US President Donald Trump speaks to reporters before departing from the White House in Washington D.C., the United States, June 22, 2019. Donald Trump on Saturday said that the United States would impose major additional sanctions against Iran on Monday. Xinhua/Ting Shen

The latest US sanctions on Iran will only worsen safety and stability in the Middle East, so China should take active measures to ensure its economic interests and stability in this region, experts said.

US President Donald Trump said on Saturday that the US will impose major additional sanctions on Iran to prevent it from acquiring nuclear weapons and to "make Iran great again," CNN reported on Saturday.

"The sanctions imposed by the US will only provoke Iran and deteriorate the current situation amid the tensions between them. If there is a major conflict, it could greatly affect the Chinese economy and national interests in the Middle East," Wu Sike, China's former special envoy on Middle East affairs, told the Global Times on Sunday.

The Middle East is a very important region for the implementation of China's Belt and Road Initiative (BRI) as it geographically connects the East and West, and many Middle Eastern countries, including Iran, are BRI participants, Wu said.

According to The Economist magazine, about half of China's oil comes from Arab states and Iran. China pledged $23 billion in loans and aid to Arab states and signed another $28 billion dollars in investment and construction deals.

The announcement of new sanctions came shortly after President Trump on Friday called off retaliatory military strikes on Iran after Tehran downed a US military drone on Thursday.

The International Atomic Energy Agency has repeated 15 consecutive times that Iran had fulfilled its obligations in the Joint Comprehensive Plan of Action (JCPOA) which was signed in 2015.

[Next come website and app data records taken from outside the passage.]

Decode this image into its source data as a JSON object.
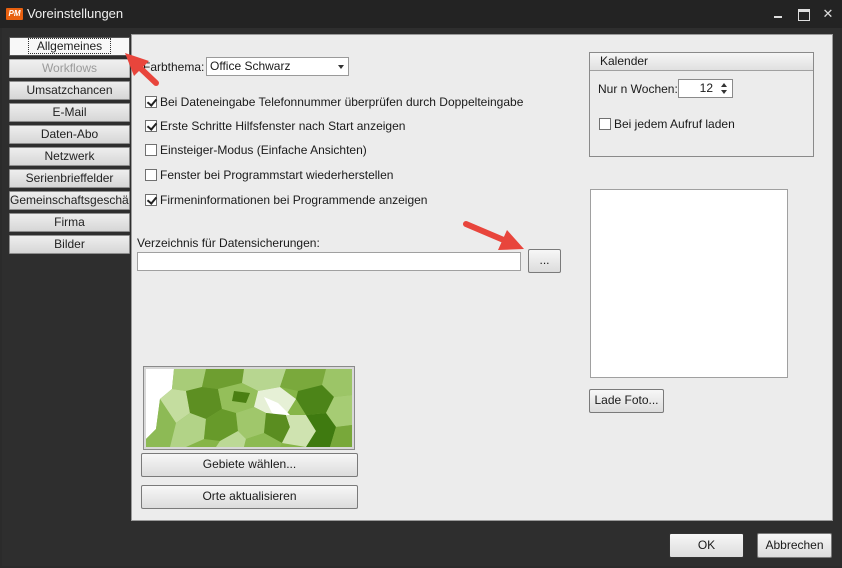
{
  "window": {
    "app_icon_text": "PM",
    "title": "Voreinstellungen",
    "minimize_label": "",
    "maximize_label": "",
    "close_label": "✕"
  },
  "nav": {
    "items": [
      {
        "label": "Allgemeines",
        "state": "active"
      },
      {
        "label": "Workflows",
        "state": "disabled"
      },
      {
        "label": "Umsatzchancen",
        "state": "normal"
      },
      {
        "label": "E-Mail",
        "state": "normal"
      },
      {
        "label": "Daten-Abo",
        "state": "normal"
      },
      {
        "label": "Netzwerk",
        "state": "normal"
      },
      {
        "label": "Serienbrieffelder",
        "state": "normal"
      },
      {
        "label": "Gemeinschaftsgeschäft",
        "state": "normal"
      },
      {
        "label": "Firma",
        "state": "normal"
      },
      {
        "label": "Bilder",
        "state": "normal"
      }
    ]
  },
  "general": {
    "theme_label": "Farbthema:",
    "theme_value": "Office Schwarz",
    "options": [
      {
        "label": "Bei Dateneingabe Telefonnummer überprüfen durch Doppelteingabe",
        "checked": true
      },
      {
        "label": "Erste Schritte Hilfsfenster nach Start anzeigen",
        "checked": true
      },
      {
        "label": "Einsteiger-Modus (Einfache Ansichten)",
        "checked": false
      },
      {
        "label": "Fenster bei Programmstart wiederherstellen",
        "checked": false
      },
      {
        "label": "Firmeninformationen bei Programmende anzeigen",
        "checked": true
      }
    ],
    "backup_dir_label": "Verzeichnis für Datensicherungen:",
    "backup_dir_value": "",
    "browse_label": "...",
    "gebiete_button": "Gebiete wählen...",
    "orte_button": "Orte aktualisieren"
  },
  "calendar": {
    "group_title": "Kalender",
    "weeks_label": "Nur n Wochen:",
    "weeks_value": "12",
    "load_each_label": "Bei jedem Aufruf laden",
    "load_each_checked": false
  },
  "photo": {
    "load_button": "Lade Foto..."
  },
  "footer": {
    "ok_label": "OK",
    "cancel_label": "Abbrechen"
  },
  "colors": {
    "annotation_arrow": "#e8453c",
    "map_green_dark": "#4f8a1a",
    "map_green_light": "#b5d58a"
  }
}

However, the White House announced on April 21 that it would end oil purchase waivers by May 2 to Iran's five main customers, including China, cutting Iran's access to its main source of foreign currency revenue.

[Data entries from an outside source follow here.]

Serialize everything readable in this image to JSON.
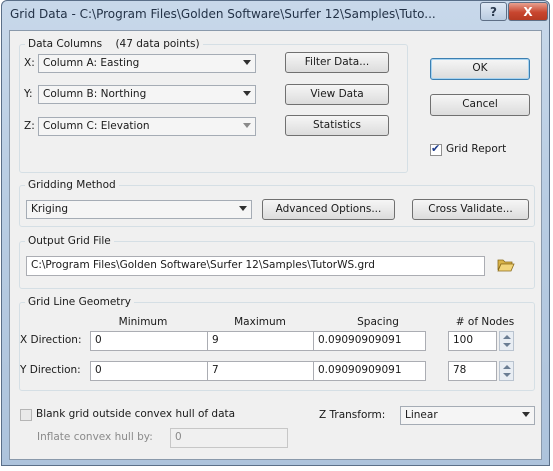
{
  "window": {
    "title": "Grid Data - C:\\Program Files\\Golden Software\\Surfer 12\\Samples\\Tuto...",
    "help_glyph": "?",
    "close_glyph": "X"
  },
  "data_columns": {
    "group_label": "Data Columns",
    "points_text": "(47 data points)",
    "x_label": "X:",
    "x_value": "Column A:  Easting",
    "y_label": "Y:",
    "y_value": "Column B:  Northing",
    "z_label": "Z:",
    "z_value": "Column C:  Elevation"
  },
  "buttons": {
    "filter_data": "Filter Data...",
    "view_data": "View Data",
    "statistics": "Statistics",
    "ok": "OK",
    "cancel": "Cancel",
    "advanced_options": "Advanced Options...",
    "cross_validate": "Cross Validate..."
  },
  "grid_report": {
    "label": "Grid Report",
    "checked": true
  },
  "gridding_method": {
    "group_label": "Gridding Method",
    "value": "Kriging"
  },
  "output_grid_file": {
    "group_label": "Output Grid File",
    "path": "C:\\Program Files\\Golden Software\\Surfer 12\\Samples\\TutorWS.grd"
  },
  "grid_line_geometry": {
    "group_label": "Grid Line Geometry",
    "col_minimum": "Minimum",
    "col_maximum": "Maximum",
    "col_spacing": "Spacing",
    "col_nodes": "# of Nodes",
    "x": {
      "label": "X Direction:",
      "minimum": "0",
      "maximum": "9",
      "spacing": "0.09090909091",
      "nodes": "100"
    },
    "y": {
      "label": "Y Direction:",
      "minimum": "0",
      "maximum": "7",
      "spacing": "0.09090909091",
      "nodes": "78"
    }
  },
  "blank_grid": {
    "label": "Blank grid outside convex hull of data",
    "checked": false,
    "inflate_label": "Inflate convex hull by:",
    "inflate_value": "0"
  },
  "z_transform": {
    "label": "Z Transform:",
    "value": "Linear"
  },
  "icons": {
    "browse": "folder-open-icon"
  }
}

China's Foreign Ministry said Thursday that China hopes that all parties will respect the reasonable demands of the Iranian side and maintain the balance of rights and obligations under the JCPOA.

"China hopes that no country will seek to disrupt the situation in the Middle East. China will continue to strengthen its bilateral comprehensive strategic partnership with Iran and take active measures to maintain stability in this region," Cheng Tong, dean of School of Asian and African Studies, told the Global Times.

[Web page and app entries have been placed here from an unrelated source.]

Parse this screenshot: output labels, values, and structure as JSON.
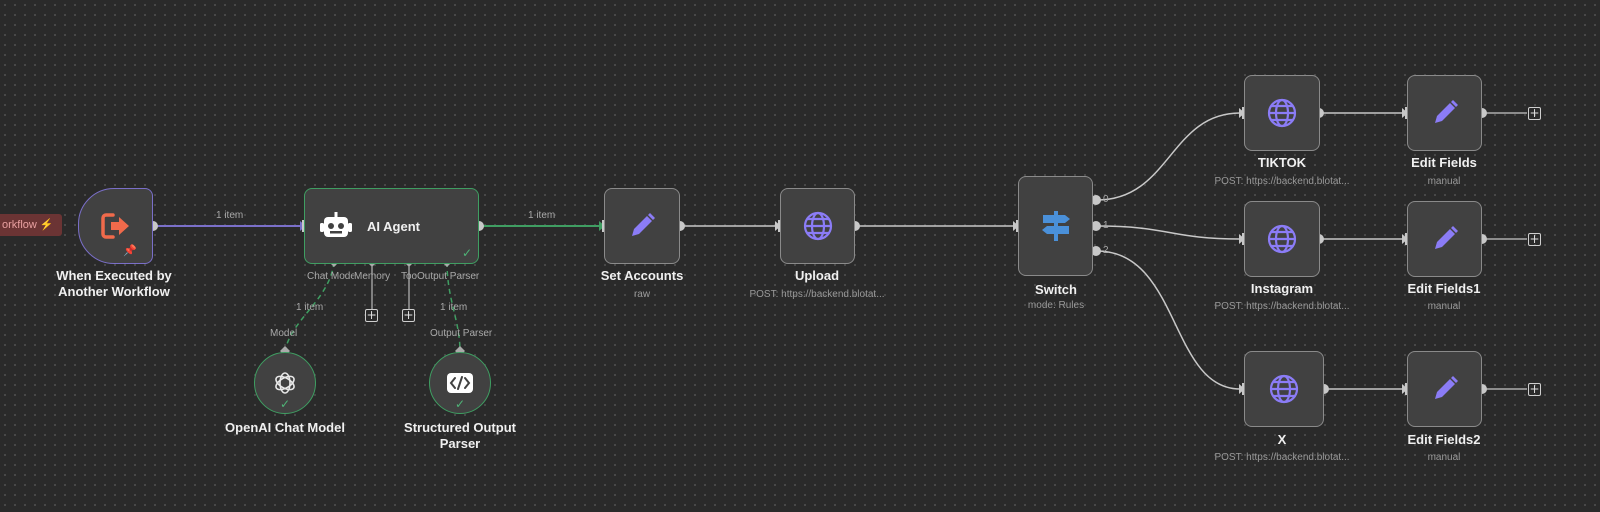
{
  "workflow_tag": "orkflow",
  "colors": {
    "accent_green": "#3f9e62",
    "trigger_purple": "#7a6fc9",
    "icon_blue": "#8b7cf6",
    "switch_blue": "#4a90d9"
  },
  "nodes": {
    "trigger": {
      "title": "When Executed by Another Workflow",
      "icon": "sign-out-arrow-icon"
    },
    "agent": {
      "title": "AI Agent",
      "icon": "robot-icon",
      "ports": {
        "chat_model": "Chat Model",
        "memory": "Memory",
        "tool": "Tool",
        "output_parser": "Output Parser"
      }
    },
    "openai": {
      "title": "OpenAI Chat Model",
      "port_label": "Model",
      "icon": "openai-icon"
    },
    "parser": {
      "title": "Structured Output Parser",
      "port_label": "Output Parser",
      "icon": "code-brackets-icon"
    },
    "set_accounts": {
      "title": "Set Accounts",
      "subtitle": "raw",
      "icon": "pencil-icon"
    },
    "upload": {
      "title": "Upload",
      "subtitle": "POST: https://backend.blotat...",
      "icon": "globe-icon"
    },
    "switch": {
      "title": "Switch",
      "subtitle": "mode: Rules",
      "outputs": [
        "0",
        "1",
        "2"
      ],
      "icon": "signpost-icon"
    },
    "tiktok": {
      "title": "TIKTOK",
      "subtitle": "POST: https://backend.blotat...",
      "icon": "globe-icon"
    },
    "instagram": {
      "title": "Instagram",
      "subtitle": "POST: https://backend.blotat...",
      "icon": "globe-icon"
    },
    "x": {
      "title": "X",
      "subtitle": "POST: https://backend.blotat...",
      "icon": "globe-icon"
    },
    "edit_fields": {
      "title": "Edit Fields",
      "subtitle": "manual",
      "icon": "pencil-icon"
    },
    "edit_fields1": {
      "title": "Edit Fields1",
      "subtitle": "manual",
      "icon": "pencil-icon"
    },
    "edit_fields2": {
      "title": "Edit Fields2",
      "subtitle": "manual",
      "icon": "pencil-icon"
    }
  },
  "edge_labels": {
    "trigger_to_agent": "1 item",
    "agent_to_set": "1 item",
    "model_link": "1 item",
    "parser_link": "1 item"
  }
}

Wu Sike is a senior fellow of Chongyang Institute for Financial Studies at Renmin University of China.